When it comes to addressing sensitive topics, the group approach can be a tempting option. However, it is important to proceed with caution.
While addressing a group can save time and ensure consistent messaging, it can also create an intimidating atmosphere and make it difficult for individuals to speak up. In some cases, you may be wasting time by addressing an entire group rather than just one individual, as the issue might only apply to one person, and that person might not realize they're the problem.
This, again, is why it's so important to assess the situation before you have any kind of conversation. If it's a problem you're noticing with multiple people–for example, several of your workers are repeatedly clocking out early, and that behavior needs to stop–address it as a group. If it's just one person–Billy isn't great about washing his hands when he gets to work every day–just address that individual and that individual only.
12. Be Helpful, Not Accusatory
It's best to approach conversations in a helpful, non-accusatory way. This means focusing on finding solutions and addressing issues together rather than placing blame or making your staff feel attacked.
Don't just list a litany of reasons Sarah is not doing a good enough job. Be specific about the problem, but rather than framing it as an accusation, treat it like a fact-finding mission. Does she need more training? Is something going on in her personal life?
Being empathetic and supportive can create a positive and collaborative environment where everyone feels heard and valued.
13. Close the Loop and Follow Up
Having difficult conversations is, well, difficult enough! But the situation hasn't resolved itself once the conversation is over.
Following up on these conversations is equally important, as it demonstrates your commitment to your team’s success and accountability for driving change. Check in with your team often to make sure they feel supported and provide any feedback or assistance as needed.
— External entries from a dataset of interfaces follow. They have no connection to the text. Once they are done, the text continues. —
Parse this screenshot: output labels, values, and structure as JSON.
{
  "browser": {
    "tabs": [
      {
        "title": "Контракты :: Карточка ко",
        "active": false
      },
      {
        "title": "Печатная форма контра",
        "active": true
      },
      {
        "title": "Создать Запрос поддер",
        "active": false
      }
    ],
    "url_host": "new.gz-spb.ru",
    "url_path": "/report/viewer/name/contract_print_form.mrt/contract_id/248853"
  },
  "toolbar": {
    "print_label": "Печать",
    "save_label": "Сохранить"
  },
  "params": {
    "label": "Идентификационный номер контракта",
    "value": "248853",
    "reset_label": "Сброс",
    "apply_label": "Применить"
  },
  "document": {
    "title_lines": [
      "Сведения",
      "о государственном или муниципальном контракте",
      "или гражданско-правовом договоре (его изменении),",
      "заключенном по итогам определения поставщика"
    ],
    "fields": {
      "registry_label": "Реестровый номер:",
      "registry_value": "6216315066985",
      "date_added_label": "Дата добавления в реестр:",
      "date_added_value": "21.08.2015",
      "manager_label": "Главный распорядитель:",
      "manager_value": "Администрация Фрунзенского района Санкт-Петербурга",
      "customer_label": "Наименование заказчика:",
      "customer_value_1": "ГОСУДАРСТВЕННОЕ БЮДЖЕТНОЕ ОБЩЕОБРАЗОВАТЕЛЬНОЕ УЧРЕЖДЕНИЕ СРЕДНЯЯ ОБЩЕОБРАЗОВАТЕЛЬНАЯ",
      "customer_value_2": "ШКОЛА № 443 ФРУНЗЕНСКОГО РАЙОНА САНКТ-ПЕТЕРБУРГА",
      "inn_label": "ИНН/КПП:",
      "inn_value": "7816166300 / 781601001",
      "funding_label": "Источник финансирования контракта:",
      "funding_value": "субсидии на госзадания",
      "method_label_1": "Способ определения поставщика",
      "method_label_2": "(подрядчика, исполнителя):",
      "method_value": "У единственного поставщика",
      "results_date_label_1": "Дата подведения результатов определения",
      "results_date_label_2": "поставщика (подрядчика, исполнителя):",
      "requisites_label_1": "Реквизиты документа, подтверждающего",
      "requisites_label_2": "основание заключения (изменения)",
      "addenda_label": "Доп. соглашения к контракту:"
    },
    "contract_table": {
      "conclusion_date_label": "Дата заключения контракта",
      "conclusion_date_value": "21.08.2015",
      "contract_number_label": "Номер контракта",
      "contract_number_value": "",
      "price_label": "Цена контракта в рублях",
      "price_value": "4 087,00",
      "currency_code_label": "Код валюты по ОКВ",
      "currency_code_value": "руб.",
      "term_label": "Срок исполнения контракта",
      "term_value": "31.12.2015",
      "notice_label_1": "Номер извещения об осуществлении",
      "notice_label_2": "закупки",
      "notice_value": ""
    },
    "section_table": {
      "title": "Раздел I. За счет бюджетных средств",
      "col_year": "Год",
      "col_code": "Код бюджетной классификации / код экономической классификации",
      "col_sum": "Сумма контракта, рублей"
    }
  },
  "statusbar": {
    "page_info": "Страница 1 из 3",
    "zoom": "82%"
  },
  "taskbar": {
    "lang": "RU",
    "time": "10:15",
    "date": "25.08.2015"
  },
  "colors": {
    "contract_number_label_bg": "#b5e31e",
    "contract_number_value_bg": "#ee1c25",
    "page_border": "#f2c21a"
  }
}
By prioritizing communication and follow-up, you can help ensure a positive and productive workplace for all.
Know When to Talk and Know When to End Things
As a food manager, you're not just in charge of making sure the dishes are perfect, and the ingredients are fresh.
You also have to manage your team, which means having conversations that may not be easy or enjoyable. When it comes to uncomfortable talks, it's important to handle them with maturity and professionalism. Learning how to judge when to have a conversation and when it's better to wait will make your life easier.
When you do have a talk, be respectful and clear in your communication. However, it's important to know when to end a conversation. If things get too heated or emotional, it's okay to take a break and return to the conversation later. Remember, your goal as a manager is not just to have a productive kitchen, but to support your staff and create a positive work environment.
Being able to handle uncomfortable conversations effectively is a critical part of that.
Another part of being an effective manager is knowing when the working arrangement with a certain individual isn't going to work out. While having conversations first is always the wisest step, sometimes serious safety or health issues can't be allowed to slide any longer. You may need to take steps to terminate that individual's employment.
It can be stressful to realize that you need to fire someone–especially when you have shifts to fill. Fortunately, there are all kinds of resources out there that can help you fill those shifts, like Poached. This platform helps you find qualified work quickly, so you don't have to worry about leaving gaps behind when you, unfortunately, have to let someone go.
Ultimately, know that you shouldn't take these difficult conversations personally. While they can illuminate improvement areas for all parties involved, they should be viewed as an opportunity for growth and learning.
By equipping yourself with the right skills and resources, you can successfully lead these discussions and create a workplace culture where everyone feels encouraged to perform at their best.